Second, the team is developing a website showcasing the life, times, and travels of Thomas Morris Chester as he sojourned in Harrisburg, elsewhere in Pennsylvania and the United States,  and abroad in Liberia, Russia, and England. The interactive Story Map, which will be developed in collaboration with the Center for Applied Environmental & Geospatial Technology at Harrisburg University of Science and Technology will include text and embedded images, maps, and videos of Pennsylvania Past Players. Available for visitors to explore via computers at the McCormick Riverfront Library and anywhere else, the website will create heritage tourism experiences along the Chester Way and immersion experiences at the Chester Research Collection.

Pennsylvania Past Players
                                  The Pennsylvania Past Players

 

Meet the Pennsylvania Past Players

Pennsylvania Past Player Eric Jackson performing as T. Morris Chester
Pennsylvania Past Player Sharia Benn performing as Francis Ellen Watkins Harper
Pennsylvania Past Player
Darlene Coloń performing as Lydia Hamilton Smith
Pennsylvania Past Player Kelly Sommerford performing as William C. Goodrich
Pennsylvania Past Player Yvette Davis performing as Harriet Smith
Pennsylvania Past Player Lenwood Sloan performing as Martin J. Delaney
Pennsylvania Past Player Sharon Jackson performing as Annie Amos

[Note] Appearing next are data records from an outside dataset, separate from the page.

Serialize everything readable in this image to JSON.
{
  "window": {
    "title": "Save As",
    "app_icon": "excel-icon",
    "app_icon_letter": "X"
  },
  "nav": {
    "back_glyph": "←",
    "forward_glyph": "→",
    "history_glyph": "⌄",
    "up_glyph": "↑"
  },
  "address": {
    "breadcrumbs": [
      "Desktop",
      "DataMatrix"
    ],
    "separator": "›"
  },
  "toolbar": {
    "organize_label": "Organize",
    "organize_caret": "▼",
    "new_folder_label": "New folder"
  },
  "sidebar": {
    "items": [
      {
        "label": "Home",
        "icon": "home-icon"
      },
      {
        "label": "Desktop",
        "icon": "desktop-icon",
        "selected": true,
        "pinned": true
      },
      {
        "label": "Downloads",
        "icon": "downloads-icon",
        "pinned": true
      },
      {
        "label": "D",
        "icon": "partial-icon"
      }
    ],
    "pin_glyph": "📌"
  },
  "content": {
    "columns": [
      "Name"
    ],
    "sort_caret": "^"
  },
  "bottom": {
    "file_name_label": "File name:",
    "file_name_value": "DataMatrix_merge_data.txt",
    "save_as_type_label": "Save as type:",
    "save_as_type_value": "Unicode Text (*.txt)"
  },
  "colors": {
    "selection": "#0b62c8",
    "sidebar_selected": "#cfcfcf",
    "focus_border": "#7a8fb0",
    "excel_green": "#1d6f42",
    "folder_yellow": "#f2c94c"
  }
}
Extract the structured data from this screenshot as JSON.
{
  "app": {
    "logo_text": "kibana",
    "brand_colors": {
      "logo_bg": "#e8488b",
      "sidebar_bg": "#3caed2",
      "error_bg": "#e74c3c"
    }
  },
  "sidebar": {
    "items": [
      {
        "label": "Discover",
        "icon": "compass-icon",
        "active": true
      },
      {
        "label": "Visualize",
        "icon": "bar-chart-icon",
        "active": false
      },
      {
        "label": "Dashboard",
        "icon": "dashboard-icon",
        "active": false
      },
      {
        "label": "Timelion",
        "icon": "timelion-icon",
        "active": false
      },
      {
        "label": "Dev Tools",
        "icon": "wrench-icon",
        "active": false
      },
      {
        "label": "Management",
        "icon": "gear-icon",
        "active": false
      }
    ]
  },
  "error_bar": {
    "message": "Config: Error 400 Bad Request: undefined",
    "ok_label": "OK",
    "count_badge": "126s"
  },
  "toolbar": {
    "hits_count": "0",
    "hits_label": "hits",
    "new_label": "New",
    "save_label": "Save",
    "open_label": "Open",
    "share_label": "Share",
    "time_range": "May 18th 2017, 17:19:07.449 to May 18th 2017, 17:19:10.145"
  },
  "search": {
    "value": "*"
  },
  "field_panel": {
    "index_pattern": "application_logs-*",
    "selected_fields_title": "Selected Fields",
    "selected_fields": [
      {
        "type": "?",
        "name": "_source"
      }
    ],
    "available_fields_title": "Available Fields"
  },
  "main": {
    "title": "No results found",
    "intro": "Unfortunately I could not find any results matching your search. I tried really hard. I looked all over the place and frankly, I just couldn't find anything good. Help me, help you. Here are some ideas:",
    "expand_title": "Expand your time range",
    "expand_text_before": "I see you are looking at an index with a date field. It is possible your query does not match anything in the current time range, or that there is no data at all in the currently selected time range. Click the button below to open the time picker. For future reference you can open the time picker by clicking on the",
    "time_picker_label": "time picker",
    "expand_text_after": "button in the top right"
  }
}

All videos edited and produced by students through Messiah University’s Center for Public Humanities

 

The third outcome of the work will be a public-facing digital tour of significant sites in the capital region associated with the long quest for civil rights from the 18th to 21st centuries. Messiah University students are working with members of the Commonwealth Monument Project and the T. Morris Chester Welcome Center to identify and tell stories about places in the capital region associated with the quest for civil freedoms, suffrage, justice, and rights. The work will result in a web platform and mobile app with a “base map” of stories about civil rights in the capital region.

This new work is supported by a public humanities grant from the Council of Independent Colleges through funding from the Andrew W. Mellon Foundation. The collaboration was selected as one of only 13 projects nationwide. The CIC grant program is designed to energize public humanities activities by directing academic resources, student research, and public programming toward truly significant issues of contemporary life in partnership with community organizations. The CIC sustaining grant will bring together historians, librarians, students, and community stakeholders to develop place-based stories about the Chester “way” and historic quests in capital PA to build a free, equitable, and just world.

For more information and to support the work, click to contact Lenwood Sloan.

Photo compliments of IIPT-CMP and Messiah University. Original sculpture by Becky Ault–A.R.T.